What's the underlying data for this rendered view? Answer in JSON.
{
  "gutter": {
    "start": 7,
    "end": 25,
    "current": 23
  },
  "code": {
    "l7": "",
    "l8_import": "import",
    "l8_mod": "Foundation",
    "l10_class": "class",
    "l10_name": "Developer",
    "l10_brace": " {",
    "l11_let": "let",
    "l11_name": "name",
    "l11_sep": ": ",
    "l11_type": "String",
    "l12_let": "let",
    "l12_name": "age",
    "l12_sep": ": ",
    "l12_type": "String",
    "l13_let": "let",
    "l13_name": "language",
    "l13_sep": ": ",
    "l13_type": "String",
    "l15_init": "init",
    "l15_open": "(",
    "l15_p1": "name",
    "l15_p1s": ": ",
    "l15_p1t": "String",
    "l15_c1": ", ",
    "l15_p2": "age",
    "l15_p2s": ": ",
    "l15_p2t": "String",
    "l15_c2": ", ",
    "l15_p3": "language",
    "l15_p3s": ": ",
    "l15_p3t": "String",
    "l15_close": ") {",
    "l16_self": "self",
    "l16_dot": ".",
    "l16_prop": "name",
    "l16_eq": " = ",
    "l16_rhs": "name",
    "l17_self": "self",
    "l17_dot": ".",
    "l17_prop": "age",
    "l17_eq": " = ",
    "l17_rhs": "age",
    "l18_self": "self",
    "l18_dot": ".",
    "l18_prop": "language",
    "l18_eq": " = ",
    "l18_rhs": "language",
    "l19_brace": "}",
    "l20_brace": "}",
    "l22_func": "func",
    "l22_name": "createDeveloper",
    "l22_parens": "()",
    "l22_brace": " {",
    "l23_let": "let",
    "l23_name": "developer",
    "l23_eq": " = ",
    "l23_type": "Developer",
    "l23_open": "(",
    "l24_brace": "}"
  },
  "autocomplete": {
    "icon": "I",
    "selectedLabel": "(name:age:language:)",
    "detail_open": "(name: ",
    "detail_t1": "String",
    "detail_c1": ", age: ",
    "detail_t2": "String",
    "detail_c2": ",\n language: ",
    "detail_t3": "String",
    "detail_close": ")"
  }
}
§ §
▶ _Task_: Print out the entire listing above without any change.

▶ _Solution for this task_:
What's the underlying data for this rendered view? Answer in JSON.
{
  "gutter": {
    "start": 7,
    "end": 25,
    "current": 23
  },
  "code": {
    "l7": "",
    "l8_import": "import",
    "l8_mod": "Foundation",
    "l10_class": "class",
    "l10_name": "Developer",
    "l10_brace": " {",
    "l11_let": "let",
    "l11_name": "name",
    "l11_sep": ": ",
    "l11_type": "String",
    "l12_let": "let",
    "l12_name": "age",
    "l12_sep": ": ",
    "l12_type": "String",
    "l13_let": "let",
    "l13_name": "language",
    "l13_sep": ": ",
    "l13_type": "String",
    "l15_init": "init",
    "l15_open": "(",
    "l15_p1": "name",
    "l15_p1s": ": ",
    "l15_p1t": "String",
    "l15_c1": ", ",
    "l15_p2": "age",
    "l15_p2s": ": ",
    "l15_p2t": "String",
    "l15_c2": ", ",
    "l15_p3": "language",
    "l15_p3s": ": ",
    "l15_p3t": "String",
    "l15_close": ") {",
    "l16_self": "self",
    "l16_dot": ".",
    "l16_prop": "name",
    "l16_eq": " = ",
    "l16_rhs": "name",
    "l17_self": "self",
    "l17_dot": ".",
    "l17_prop": "age",
    "l17_eq": " = ",
    "l17_rhs": "age",
    "l18_self": "self",
    "l18_dot": ".",
    "l18_prop": "language",
    "l18_eq": " = ",
    "l18_rhs": "language",
    "l19_brace": "}",
    "l20_brace": "}",
    "l22_func": "func",
    "l22_name": "createDeveloper",
    "l22_parens": "()",
    "l22_brace": " {",
    "l23_let": "let",
    "l23_name": "developer",
    "l23_eq": " = ",
    "l23_type": "Developer",
    "l23_open": "(",
    "l24_brace": "}"
  },
  "autocomplete": {
    "icon": "I",
    "selectedLabel": "(name:age:language:)",
    "detail_open": "(name: ",
    "detail_t1": "String",
    "detail_c1": ", age: ",
    "detail_t2": "String",
    "detail_c2": ",\n language: ",
    "detail_t3": "String",
    "detail_close": ")"
  }
}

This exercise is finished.